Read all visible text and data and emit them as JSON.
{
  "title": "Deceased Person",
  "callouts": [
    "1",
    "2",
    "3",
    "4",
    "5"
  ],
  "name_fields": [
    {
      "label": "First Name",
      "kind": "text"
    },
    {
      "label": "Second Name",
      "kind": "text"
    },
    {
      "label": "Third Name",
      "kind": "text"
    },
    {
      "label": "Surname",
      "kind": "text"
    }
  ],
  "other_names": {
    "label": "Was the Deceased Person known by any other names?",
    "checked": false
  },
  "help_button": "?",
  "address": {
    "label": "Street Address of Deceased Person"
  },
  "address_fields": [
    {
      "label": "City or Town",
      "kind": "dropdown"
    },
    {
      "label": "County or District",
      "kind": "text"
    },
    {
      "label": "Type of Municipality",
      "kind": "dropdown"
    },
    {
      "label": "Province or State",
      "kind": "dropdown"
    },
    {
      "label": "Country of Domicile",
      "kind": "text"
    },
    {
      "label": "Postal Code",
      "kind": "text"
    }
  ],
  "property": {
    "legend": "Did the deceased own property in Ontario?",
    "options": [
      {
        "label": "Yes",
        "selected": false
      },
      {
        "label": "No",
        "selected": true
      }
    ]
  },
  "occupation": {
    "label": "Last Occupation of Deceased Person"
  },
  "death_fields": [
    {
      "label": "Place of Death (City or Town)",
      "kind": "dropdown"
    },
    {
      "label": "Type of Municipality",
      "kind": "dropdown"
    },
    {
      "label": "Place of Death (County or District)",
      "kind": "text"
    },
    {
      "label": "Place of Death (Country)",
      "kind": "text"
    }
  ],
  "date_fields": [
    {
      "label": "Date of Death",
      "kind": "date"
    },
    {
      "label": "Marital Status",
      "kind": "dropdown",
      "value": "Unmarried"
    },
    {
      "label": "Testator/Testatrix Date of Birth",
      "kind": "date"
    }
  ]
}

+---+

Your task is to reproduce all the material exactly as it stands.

Read all visible text and data and emit them as JSON.
{
  "title": "Deceased Person",
  "callouts": [
    "1",
    "2",
    "3",
    "4",
    "5"
  ],
  "name_fields": [
    {
      "label": "First Name",
      "kind": "text"
    },
    {
      "label": "Second Name",
      "kind": "text"
    },
    {
      "label": "Third Name",
      "kind": "text"
    },
    {
      "label": "Surname",
      "kind": "text"
    }
  ],
  "other_names": {
    "label": "Was the Deceased Person known by any other names?",
    "checked": false
  },
  "help_button": "?",
  "address": {
    "label": "Street Address of Deceased Person"
  },
  "address_fields": [
    {
      "label": "City or Town",
      "kind": "dropdown"
    },
    {
      "label": "County or District",
      "kind": "text"
    },
    {
      "label": "Type of Municipality",
      "kind": "dropdown"
    },
    {
      "label": "Province or State",
      "kind": "dropdown"
    },
    {
      "label": "Country of Domicile",
      "kind": "text"
    },
    {
      "label": "Postal Code",
      "kind": "text"
    }
  ],
  "property": {
    "legend": "Did the deceased own property in Ontario?",
    "options": [
      {
        "label": "Yes",
        "selected": false
      },
      {
        "label": "No",
        "selected": true
      }
    ]
  },
  "occupation": {
    "label": "Last Occupation of Deceased Person"
  },
  "death_fields": [
    {
      "label": "Place of Death (City or Town)",
      "kind": "dropdown"
    },
    {
      "label": "Type of Municipality",
      "kind": "dropdown"
    },
    {
      "label": "Place of Death (County or District)",
      "kind": "text"
    },
    {
      "label": "Place of Death (Country)",
      "kind": "text"
    }
  ],
  "date_fields": [
    {
      "label": "Date of Death",
      "kind": "date"
    },
    {
      "label": "Marital Status",
      "kind": "dropdown",
      "value": "Unmarried"
    },
    {
      "label": "Testator/Testatrix Date of Birth",
      "kind": "date"
    }
  ]
}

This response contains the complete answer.